At times, Home is almost painfully raw. When Maines' voice drops to a whisper in "Travelin' Soldier" (written by Robison's brother-in-law, Bruce), your eyes well up; after Maguire's violin solo on "Top of the World," the tear rolls down your cheek. With nothing else battling for top billing, Maines' voice is as powerful as fire and as delicate as smoke, and Robison and Maguire serve as comely complements (especially on the tissue-tempting "I Believe in Love"), joining her for three-part harmony instead of two-part backup. And they play the strings off their instruments, too, just as they did when they were stuck in shiny Halloween costumes and thanking heavens for Dale Evans. It's the album they should have made as soon as Sony signed them, and paradoxically, one they couldn't make until now.
"I think that the first two definitely helped them get to a level where they can pretty much do what they want to," Lloyd Maines says. "I think that they had to have the commercial appeal established and the radio play and all that established before they ventured off on something as different as this."
Sony had no idea just how different that would be. "They heard nothing," Natalie says with a laugh. And when they did? "Well, they loved it. I think that's what moved along the contracts. They knew that the music was ready and they had something to sell. It sort of lit the fire to negotiate and work out a deal. I think they were relieved, because it was out that we were making a bluegrass record, and it's not really what it turned out to be. I think it was a lot more commercial"--she laughs again--"than they thought."
The numbers back that up: Six weeks after its release, Home remained near the top of the charts, coming in at No. 5, and will likely stay there for the rest of the year.
"That's what you hope for," Maines says. "I mean, we felt strongly about this record, but it was all still kind of scary, because we didn't know how everyone else would feel about it. We knew, at that point, that the critics were liking it, because a lot of reviews and things had come out. But, um, we just had no idea how it would go over with the fans."

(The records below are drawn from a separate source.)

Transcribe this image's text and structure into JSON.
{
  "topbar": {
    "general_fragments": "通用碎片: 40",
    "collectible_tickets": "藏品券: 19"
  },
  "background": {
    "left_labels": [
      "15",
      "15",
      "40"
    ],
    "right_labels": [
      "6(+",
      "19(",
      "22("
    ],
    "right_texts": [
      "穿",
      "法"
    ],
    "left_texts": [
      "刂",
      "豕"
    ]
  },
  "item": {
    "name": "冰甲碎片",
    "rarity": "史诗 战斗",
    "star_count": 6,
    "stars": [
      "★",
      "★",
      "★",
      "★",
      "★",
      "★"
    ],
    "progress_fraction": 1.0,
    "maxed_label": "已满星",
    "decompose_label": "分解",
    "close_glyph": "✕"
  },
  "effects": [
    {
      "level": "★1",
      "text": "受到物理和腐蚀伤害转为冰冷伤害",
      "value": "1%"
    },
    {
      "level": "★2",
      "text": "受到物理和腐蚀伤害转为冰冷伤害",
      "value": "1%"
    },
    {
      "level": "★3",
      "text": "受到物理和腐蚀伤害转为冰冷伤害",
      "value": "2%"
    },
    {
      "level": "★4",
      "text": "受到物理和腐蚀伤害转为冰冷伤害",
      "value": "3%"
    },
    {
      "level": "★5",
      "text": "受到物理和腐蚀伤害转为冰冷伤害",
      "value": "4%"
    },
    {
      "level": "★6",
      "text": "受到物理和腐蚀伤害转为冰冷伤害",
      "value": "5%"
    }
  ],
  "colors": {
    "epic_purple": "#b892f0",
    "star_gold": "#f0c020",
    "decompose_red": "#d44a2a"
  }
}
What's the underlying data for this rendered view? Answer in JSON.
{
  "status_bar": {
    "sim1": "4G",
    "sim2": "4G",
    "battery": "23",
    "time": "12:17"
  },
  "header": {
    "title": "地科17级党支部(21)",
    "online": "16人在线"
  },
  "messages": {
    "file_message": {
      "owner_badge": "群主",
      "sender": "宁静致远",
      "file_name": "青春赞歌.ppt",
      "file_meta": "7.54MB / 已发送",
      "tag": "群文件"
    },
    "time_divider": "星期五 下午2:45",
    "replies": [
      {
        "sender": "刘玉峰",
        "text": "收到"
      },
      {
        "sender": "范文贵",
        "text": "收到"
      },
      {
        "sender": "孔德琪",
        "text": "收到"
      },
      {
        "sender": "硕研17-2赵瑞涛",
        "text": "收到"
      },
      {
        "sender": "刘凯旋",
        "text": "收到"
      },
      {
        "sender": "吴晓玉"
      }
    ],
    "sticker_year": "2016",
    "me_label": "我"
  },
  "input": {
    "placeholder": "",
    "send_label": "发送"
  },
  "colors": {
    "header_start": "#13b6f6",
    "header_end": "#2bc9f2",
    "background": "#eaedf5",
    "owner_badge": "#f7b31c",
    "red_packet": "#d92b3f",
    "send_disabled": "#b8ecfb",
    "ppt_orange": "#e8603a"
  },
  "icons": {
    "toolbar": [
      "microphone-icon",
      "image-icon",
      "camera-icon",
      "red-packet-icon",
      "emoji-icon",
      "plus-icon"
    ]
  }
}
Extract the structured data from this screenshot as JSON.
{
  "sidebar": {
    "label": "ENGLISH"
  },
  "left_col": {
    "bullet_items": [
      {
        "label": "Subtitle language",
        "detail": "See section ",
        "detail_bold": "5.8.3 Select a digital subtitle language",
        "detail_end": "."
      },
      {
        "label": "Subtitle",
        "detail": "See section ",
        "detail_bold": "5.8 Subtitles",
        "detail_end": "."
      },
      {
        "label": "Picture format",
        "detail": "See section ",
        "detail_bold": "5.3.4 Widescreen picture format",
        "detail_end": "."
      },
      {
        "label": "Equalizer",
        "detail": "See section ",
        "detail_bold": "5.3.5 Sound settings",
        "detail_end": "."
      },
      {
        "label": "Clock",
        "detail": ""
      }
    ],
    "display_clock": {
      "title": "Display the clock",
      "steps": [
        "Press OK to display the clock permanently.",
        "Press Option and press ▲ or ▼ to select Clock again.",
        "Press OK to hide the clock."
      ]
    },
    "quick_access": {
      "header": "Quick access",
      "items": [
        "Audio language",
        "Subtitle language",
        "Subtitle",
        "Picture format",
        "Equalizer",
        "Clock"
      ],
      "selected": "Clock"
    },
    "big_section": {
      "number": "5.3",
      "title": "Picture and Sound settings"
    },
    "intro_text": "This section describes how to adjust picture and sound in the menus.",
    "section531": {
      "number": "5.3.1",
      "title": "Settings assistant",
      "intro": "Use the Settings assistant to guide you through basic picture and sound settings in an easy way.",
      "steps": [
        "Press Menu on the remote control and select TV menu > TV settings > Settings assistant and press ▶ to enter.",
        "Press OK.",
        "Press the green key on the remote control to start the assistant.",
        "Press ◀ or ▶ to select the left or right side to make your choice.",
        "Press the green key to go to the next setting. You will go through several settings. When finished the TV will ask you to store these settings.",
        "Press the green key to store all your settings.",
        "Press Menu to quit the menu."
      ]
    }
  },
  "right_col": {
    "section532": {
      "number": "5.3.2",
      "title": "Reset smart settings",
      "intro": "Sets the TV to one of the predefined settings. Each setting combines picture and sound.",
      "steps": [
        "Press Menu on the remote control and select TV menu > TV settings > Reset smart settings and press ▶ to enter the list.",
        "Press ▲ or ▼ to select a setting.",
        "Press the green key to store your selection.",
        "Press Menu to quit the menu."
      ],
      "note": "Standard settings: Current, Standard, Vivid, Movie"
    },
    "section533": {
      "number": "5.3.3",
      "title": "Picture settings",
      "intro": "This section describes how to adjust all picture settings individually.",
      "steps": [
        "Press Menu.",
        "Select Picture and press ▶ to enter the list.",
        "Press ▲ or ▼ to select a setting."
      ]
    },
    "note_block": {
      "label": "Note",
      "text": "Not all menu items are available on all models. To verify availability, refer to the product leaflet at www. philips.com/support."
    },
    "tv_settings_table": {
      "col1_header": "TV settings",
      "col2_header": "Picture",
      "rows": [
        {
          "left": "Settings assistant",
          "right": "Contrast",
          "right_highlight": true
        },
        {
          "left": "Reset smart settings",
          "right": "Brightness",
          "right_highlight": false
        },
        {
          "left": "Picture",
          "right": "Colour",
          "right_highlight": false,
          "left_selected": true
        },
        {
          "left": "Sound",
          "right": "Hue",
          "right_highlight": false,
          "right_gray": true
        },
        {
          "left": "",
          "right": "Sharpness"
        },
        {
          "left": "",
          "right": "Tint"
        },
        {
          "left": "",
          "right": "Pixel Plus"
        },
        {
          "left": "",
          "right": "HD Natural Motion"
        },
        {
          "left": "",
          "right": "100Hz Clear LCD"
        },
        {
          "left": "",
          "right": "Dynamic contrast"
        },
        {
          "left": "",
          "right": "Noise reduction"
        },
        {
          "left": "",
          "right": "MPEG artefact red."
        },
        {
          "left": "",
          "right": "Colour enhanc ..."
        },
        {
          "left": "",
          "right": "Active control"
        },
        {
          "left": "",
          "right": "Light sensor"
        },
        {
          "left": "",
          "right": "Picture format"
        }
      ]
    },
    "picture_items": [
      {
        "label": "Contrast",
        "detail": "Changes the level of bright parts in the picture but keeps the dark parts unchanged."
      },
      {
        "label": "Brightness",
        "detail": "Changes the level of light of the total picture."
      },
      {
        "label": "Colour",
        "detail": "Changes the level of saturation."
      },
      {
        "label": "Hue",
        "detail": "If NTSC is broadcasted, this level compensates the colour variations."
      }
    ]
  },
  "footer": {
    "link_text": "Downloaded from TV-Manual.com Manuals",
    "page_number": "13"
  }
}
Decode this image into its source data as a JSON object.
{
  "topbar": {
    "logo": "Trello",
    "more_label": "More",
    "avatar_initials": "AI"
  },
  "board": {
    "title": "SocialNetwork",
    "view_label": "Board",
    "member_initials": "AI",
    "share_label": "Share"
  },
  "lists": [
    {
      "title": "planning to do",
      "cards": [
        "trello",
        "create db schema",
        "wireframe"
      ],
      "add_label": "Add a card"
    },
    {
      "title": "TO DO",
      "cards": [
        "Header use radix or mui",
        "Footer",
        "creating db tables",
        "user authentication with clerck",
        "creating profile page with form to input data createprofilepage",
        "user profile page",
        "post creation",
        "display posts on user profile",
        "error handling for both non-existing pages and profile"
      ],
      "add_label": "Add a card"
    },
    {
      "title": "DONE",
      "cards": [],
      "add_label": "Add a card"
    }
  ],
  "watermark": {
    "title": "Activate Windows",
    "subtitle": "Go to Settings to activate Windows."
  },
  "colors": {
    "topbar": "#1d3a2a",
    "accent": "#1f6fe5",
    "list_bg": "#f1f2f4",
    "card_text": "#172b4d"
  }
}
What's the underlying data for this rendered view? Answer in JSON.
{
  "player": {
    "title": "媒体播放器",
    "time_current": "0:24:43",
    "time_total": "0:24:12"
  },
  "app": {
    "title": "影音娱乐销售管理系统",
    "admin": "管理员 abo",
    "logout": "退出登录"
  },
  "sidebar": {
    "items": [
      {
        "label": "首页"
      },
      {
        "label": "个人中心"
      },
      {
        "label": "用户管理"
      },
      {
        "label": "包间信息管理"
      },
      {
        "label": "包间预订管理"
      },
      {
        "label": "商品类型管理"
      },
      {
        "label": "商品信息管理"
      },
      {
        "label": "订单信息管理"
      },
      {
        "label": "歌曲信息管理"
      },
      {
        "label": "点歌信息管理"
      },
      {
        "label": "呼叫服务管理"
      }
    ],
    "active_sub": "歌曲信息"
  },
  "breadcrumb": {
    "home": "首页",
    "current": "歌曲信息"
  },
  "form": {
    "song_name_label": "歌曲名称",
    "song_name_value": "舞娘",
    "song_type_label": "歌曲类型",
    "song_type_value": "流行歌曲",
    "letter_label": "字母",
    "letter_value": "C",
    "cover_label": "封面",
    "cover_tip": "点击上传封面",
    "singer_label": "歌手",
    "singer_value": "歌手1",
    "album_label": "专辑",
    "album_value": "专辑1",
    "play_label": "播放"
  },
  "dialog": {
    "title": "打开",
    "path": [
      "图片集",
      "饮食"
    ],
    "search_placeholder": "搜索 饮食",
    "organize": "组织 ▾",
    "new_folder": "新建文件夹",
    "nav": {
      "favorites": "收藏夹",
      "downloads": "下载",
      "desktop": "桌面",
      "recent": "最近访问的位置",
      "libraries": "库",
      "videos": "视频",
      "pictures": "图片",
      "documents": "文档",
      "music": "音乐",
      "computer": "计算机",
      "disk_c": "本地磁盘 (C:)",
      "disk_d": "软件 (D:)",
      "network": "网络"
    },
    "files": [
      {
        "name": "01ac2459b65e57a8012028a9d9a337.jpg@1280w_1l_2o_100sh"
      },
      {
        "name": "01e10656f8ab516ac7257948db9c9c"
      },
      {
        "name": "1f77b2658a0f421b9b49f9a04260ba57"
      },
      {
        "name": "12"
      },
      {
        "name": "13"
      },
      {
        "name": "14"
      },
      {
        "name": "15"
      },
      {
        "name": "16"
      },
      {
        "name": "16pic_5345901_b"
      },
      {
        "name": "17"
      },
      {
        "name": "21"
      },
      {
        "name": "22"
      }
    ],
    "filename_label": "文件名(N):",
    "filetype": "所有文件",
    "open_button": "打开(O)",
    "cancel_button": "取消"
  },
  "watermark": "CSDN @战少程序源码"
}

"Our true fans won't go anywhere," Maguire adds. "Hopefully they will be open-minded towards how we are growing as musicians and as women."
Maybe Sony will, too. Maines says she never had a problem with "the machine at Sony," the marketing and promotion departments that pushed Fly and Wide Open Spaces in front of so many eyes and ears; the Chicks' beef was with the payroll people. But she admits to mixed feelings about the settlement. They're happy with their new contract, but did they do enough for the industry? Did holstering their guns mean some other artist will be taken down in the line of duty?
"We wouldn't have settled, but..." She trails off, trying to find the right words. "You know, I think we set out to sort of make a difference in the entire music industry. And at first I didn't think we had done that. And now, Martie just went to these hearings in Sacramento, and we've been to them before, and she's just saying that the vibe in the courtroom is that things are going to change. You know, I don't know how much we had to do with that. Hopefully, with our ongoing support on the RAC and for artists' rights, we can have a hand in at least supporting some changes in our industry. But you know, in our contract, we'd hoped to have, 'You can never put this in anybody's contract ever again.'" She laughs at the foolish, if admirable, goal. "It was higher hopes. We can't, you know; we're three individuals who're taking on not only Sony Music, but the way that the entire record industry is run. So we couldn't do all of that."